With some of his short stories originally published in prominent journals such as The New Yorker and The Paris Review and also drafted into the revered annals of The Best American Short Stories, Junot Díaz cherrypicks from his acclaimed stories and combines them with others to create his anthology Drown. This collection takes us from the hot, dusty neighborhoods of a poor Dominican barrio to the freezing, cockroach-infested apartments of New York. Throughout Drown, we watch Yunior, the main character throughout the anthology, struggle against his family’s poverty, his abusive father, and the people in his many broken relationships. By the end of the first page, the tone and setting of Drown glare as intensely as the Dominican sun:
We were on our way to the colmado for an errand, a beer for my tío, when Rafa stood still and tilted his head, as if listening to a message I couldn’t hear, something beamed in from afar…I was nine that summer, but my brother was twelve, and he was the one who wanted to see Ysrael, who looked out towards Barbacoa and said, We should pay that kid a visit.

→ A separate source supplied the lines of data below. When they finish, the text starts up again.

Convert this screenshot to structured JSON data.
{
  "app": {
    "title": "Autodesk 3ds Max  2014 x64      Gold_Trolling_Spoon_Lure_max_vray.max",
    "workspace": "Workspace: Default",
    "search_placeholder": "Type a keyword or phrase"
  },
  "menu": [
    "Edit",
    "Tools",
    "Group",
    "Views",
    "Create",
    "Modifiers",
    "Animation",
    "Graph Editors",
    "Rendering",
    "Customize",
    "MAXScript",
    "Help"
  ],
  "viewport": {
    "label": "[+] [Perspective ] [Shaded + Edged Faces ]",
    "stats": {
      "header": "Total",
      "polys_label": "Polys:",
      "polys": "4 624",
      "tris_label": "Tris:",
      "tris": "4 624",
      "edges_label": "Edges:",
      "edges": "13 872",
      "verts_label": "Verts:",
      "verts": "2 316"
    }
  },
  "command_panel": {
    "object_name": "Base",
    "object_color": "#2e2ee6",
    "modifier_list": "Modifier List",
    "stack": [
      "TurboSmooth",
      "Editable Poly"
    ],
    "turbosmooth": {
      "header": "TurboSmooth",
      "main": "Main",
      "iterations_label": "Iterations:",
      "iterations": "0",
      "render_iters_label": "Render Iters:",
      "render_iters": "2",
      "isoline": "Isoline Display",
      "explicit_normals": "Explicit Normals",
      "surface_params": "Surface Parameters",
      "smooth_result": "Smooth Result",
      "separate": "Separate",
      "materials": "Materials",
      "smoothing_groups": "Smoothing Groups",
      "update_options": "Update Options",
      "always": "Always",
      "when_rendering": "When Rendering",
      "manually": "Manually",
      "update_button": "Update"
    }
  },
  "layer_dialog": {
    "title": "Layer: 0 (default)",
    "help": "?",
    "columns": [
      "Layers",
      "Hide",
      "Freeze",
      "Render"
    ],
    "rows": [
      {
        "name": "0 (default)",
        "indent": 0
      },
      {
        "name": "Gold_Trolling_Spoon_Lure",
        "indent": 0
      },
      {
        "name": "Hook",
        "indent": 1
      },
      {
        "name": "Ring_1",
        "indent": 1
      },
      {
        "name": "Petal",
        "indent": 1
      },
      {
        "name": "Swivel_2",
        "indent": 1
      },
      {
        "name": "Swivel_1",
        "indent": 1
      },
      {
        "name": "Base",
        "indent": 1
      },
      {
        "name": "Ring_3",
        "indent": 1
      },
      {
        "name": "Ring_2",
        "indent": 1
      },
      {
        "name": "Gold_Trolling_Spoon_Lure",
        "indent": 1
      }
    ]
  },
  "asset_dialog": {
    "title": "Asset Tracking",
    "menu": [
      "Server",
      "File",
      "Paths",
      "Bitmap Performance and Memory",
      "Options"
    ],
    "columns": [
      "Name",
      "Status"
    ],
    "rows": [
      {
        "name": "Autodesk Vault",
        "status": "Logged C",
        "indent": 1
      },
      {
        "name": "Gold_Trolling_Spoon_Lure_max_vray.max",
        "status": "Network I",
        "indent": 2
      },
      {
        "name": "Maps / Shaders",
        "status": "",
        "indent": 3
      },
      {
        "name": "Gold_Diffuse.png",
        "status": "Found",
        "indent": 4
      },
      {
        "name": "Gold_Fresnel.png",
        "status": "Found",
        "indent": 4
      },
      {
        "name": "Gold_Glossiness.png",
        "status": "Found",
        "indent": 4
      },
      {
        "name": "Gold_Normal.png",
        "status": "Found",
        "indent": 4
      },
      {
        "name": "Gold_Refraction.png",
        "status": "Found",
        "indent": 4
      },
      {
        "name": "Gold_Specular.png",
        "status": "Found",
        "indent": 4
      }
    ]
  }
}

Díaz maintains this intensity for almost the entire book. Through punchy, vivid language, Drown takes an astonishingly honest look at a setting where ignoring the problems would be our first instinct, and does this through bite-sized instances that, while short, are rich with character and conflict. The gripping language Díaz employs is littered with bits of Dominican slang and dialogue-esque narration that serve as a reminder that the main character has long since grown out of his childhood. One of the strongest aspects of the anthology is the setting, which stands with surprisingly little description, visible instead through the traditions every character has, whether those traditions be as innocent as playing dominoes in the shade of a mango tree or as sly as getting lucky with the local girls down in the campo. These settings have an ongoing movement and life rather than a static presence, like watching a dancer leap across a stage instead of staring at a painting. Few of the characters in Drown own much, and where money and material possessions are scarce, relationships are the most valuable thing they have. Yunior constantly follows his irritable older brother, Rafa, around and he adores his depressed mother, Mami. So when Rafa punches Yunior and tells him to stop tailing him as he does in “Ysrael,” or when Mami slaps Yunior in “Aguantando” when he tries to ask her why his father didn’t come home after years of being away, we’re just as stricken as Yunior by the harsh treatment. By endangering these delicate relationships with conflicting desires, Díaz plays our emotional cords like a guitarist, and his bolero of love and loss resonates with startling potency. Finding time to read Drown is easy; all the stories in the first half of the book are broken up into fragments, which leaves plenty of opportunity for the busy reader to set down or pick up the book as freely as their schedule allows. Additionally, this fragmented format plays greatly into one of the themes of the book: broken relationships. The format is a visual representation for how Yunior must sift through the shards of his shattered relationships to make sense of his life as he tells it to his readers. Like broken glass, the few places where Yunior’s childhood is smooth are edged with razor sharp memories. This makes for severe shifts in mood. For example, during one scene in “Fiesta, 1980” Yunior’s aunt brings him some food after his father forbids him from dining with the family. His endearing reaction as he devours the furtive treat—“Those pastelitos didn’t stand a chance”—jars far out of proportion when in the next story he casually remarks on the drug corruption in his neighborhood: “I have friends...who tell me they deal drugs to whole families, from the grandparents down to the fourth-graders.” These contrasts of ordinary childhood experiences, and the appalling consequences of growing up in poverty, are where the intersections of character and setting are the most astonishing. One of the weaknesses of the anthology goes back to how Díaz constructs his settings. While the imagery is solid and cutting, the occasional lack of visual description leaves the exposition groundless and dull. This is most notable in the last story of the collection, “Negocios,” which follows the journey of Yunior’s father into the States as he searches for a job in order to bring his family to him. Some of the scenes where we get to see characters interacting are just too far apart, connected by too little description, and the expositional in-between gives the sense of floating in a literary null-space while kicking off of occasional imagery that is more clearly seen. The saving grace of this last section is the closure we get from finally learning more about Yunior’s absent father. But even though some of the mystery built around his infrequent appearances are dispelled, perhaps the greater payoff is coming closer to understanding how Yunior himself feels about his mythical father. Whether you’re a writer wanting insight on creating intimately honest characters or you’re a reader looking for fast-paced mixed-diction short stories set in the poorer residences of Latin America, this book has what you’re looking for; Drown will be more than enough to slake your thirst.